For more information about these topics, see the following resources on MSDN:
- Smart Client Architecture and Design Guide
- Occasionally Connected Systems Architecture: The Client
- Occasionally Connected Systems Architecture: Concurrency
Guidelines for Choosing Composite UI Guidance Assets from patterns & practices
The patterns & practices team has several guidance assets for building composite applications. The following list highlights the scenarios where you should consider using each:
- If you want to create a composite application with WPF or Silverlight or upgrade an existing WPF or Silverlight application to a composite application, use this guidance:
- It targets WPF and Silverlight composite application development.
- It is designed to take advantage of WPF and Silverlight capabilities.
- It includes a lightweight library—you can choose the library capabilities you want to include.
- It integrates with existing applications and libraries.
Note: The Composite Application Guidance for WPF and Silverlight does not include guidance automation.
- If you need to develop a composite Windows Forms application, consider using the Smart Client Software Factory:
- It offers a good development and debugging experience (including tooling, control support, drag and drop, and rapid application development experience).
- It includes code generation (this is provided with guidance package support and recipes).
- It includes capabilities for occasionally connected clients.
- If you need to develop a composite Windows Forms host application with Windows Presentation Foundation (WPF) content, consider using Smart Client Software Factory and WPF interop:
- It can be leveraged with an existing Smart Client Software Factory infrastructure.
- It includes guidance automation (in the form of guidance package support and recipes).
- If you want to migrate an existing Composite UI Application Block application to WPF, consider using WPFCAB in the SCSFContrib CodePlex project:
- It allows building pure WPF-based applications with the Composite UI Application Block.
- It can be leveraged with an existing Smart Client Software Factory infrastructure, except for views.
Note: The WPFCAB is not maintained or owned by the patterns & practices team; instead, it is supported by the community. It is a literal port of Composite UI Application Block to WPF and is not optimized to take advantage of WPF. It does not include guidance automation.
Comparing to the Composite UI Application Block
This is not a new version of the patterns & practices Composite UI Application Block (sometimes referred to as CAB) originally released in 2005. It is a new set of libraries and guidance, built from the ground up that is designed to help you develop new WPF or Silverlight composite applications. Although it is not a new version of the application block, it uses the same core concepts, such as modularity, user interface (UI) composition, services, dependency injection, and event brokering. These concepts are essential for building composite applications and the Composite Application Guidance uses them; however, the implementation differs from the application block in several ways.
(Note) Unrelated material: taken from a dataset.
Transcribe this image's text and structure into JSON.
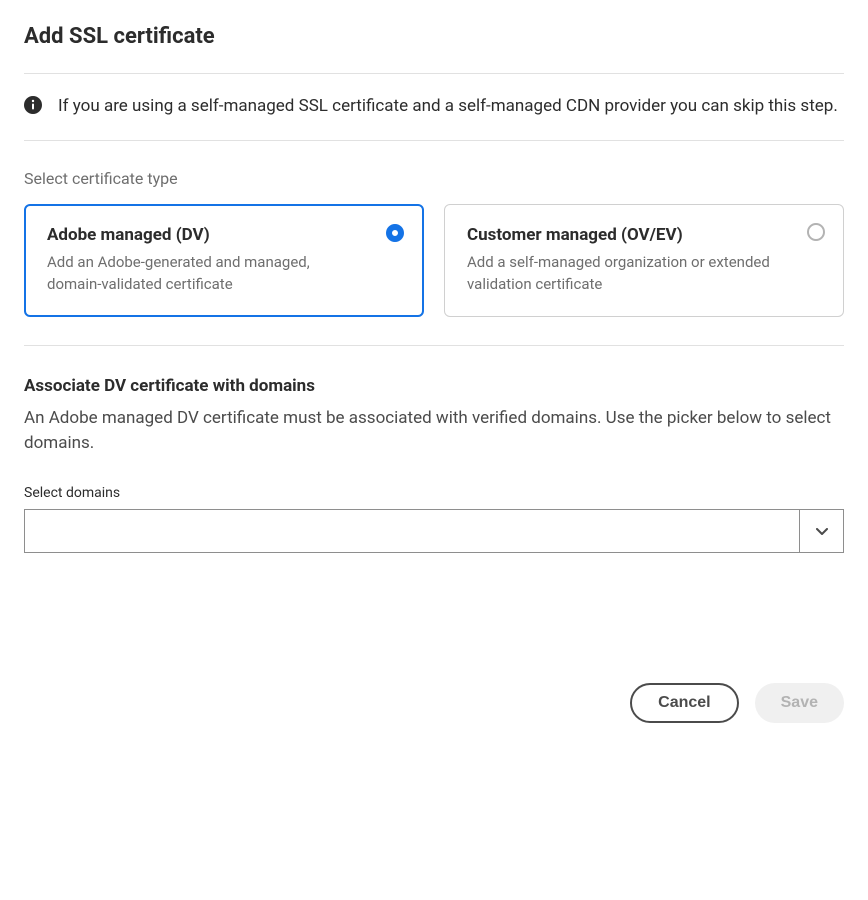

For more information about the differences between the Composite UI Application Block and the Composite Application Guidance for WPF and Silverlight, and for guidance on how to upgrade, see Upgrading from the Composite UI Application Block.
For a recommended approach to evaluating the Composite Application Guidance, see Evaluating the Composite Application Guidance.